• New Latina – is an online magazine, (which I’m very proud to contribute to), that celebrates and redefines Latina women while providing a supportive community.
• Kellogg’s – Ya sabes! You probably have a box of their cereal in the cabinet right now. I do, except it’s empty. (Why do the kids do that?)
And look what I discovered while grocery shopping this week – Bilingual cereal boxes!
When I saw the bilingual cereal boxes I was even happier that I agreed to the Kellogg’s sponsorship, but the truth is, Kellogg’s has had a long history with the Latino community.
I still remember when Carlos and I first married and he wanted me to buy “Cornfleis” at the grocery store. I had no clue what he was talking about until he put a box of “Corn Flakes” in our cart. I love that Carlos loves Corn Flakes because that used to be my grandfather’s favorite cereal. Seeing the classic box with the rooster on it in our cabinet gives me some good memories.
Of course, Carlos doesn’t eat it like my grandfather did. He heats up the milk in the bowl and eats it warm. (Is that a Latin American thing?)
Anyway, I’ll have more to share from Kellogg’s especially for la comunidad Latina later via Twitter and right here on Latinaish – so stay tuned! My last sponsor is:
• Latina Bloggers Connect – LBC connects brands with Latina bloggers and is another website I’m super proud to contribute to. At Blogalicious I will be part of the #SprintConnects LBC team. Along with Ana Flores, Dariela Cruz, Chantilly Patiño and Rachel Matos, I’ll be sharing photos, updates and tweets from the conference all weekend on Twitter, Facebook and Latina Bloggers Connect. There will be a contest and prizes for those attending Blogalicious – so be sure to check that out!
Excited to reconnect with mis hermanas blogueras and meet new amigas as well. Ojalá we’ll learn and have fun all at the same time. See you there!

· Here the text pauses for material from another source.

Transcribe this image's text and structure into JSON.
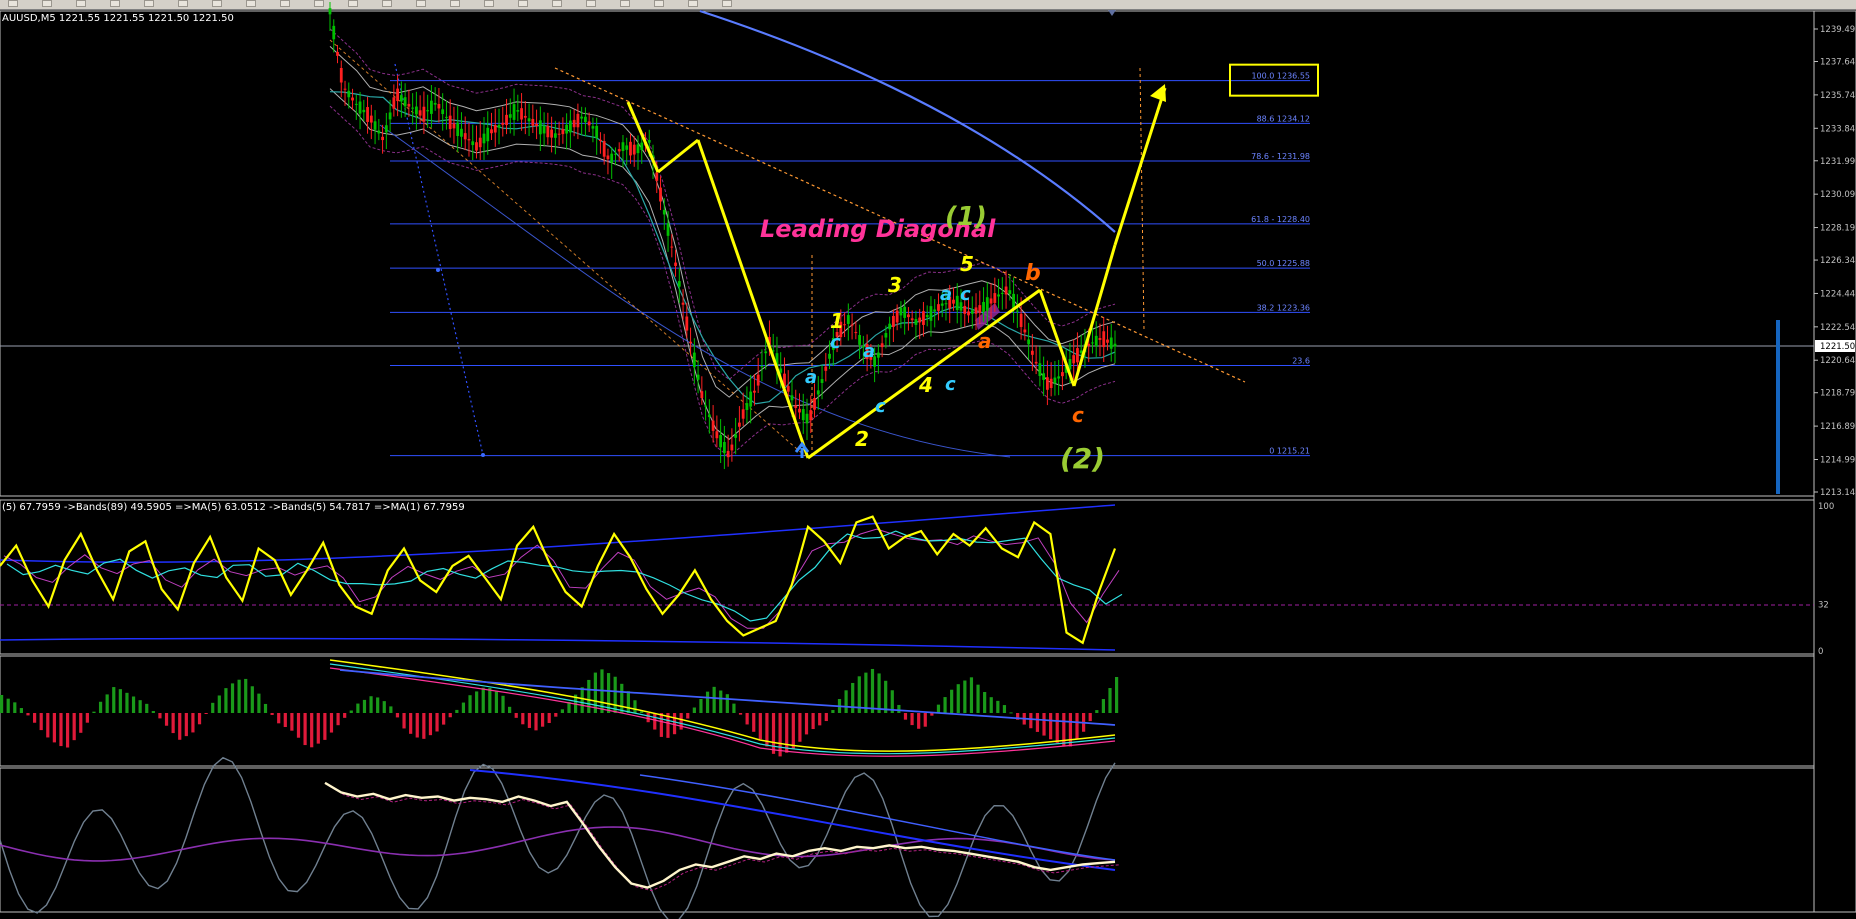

Disclosure: All companies mentioned above have sponsored my attendance at the 2011 Blogalicious Conference. This is not a sponsored post or paid advertisement. This blog post conforms to WordPress.com Terms of Service. All opinions are my own.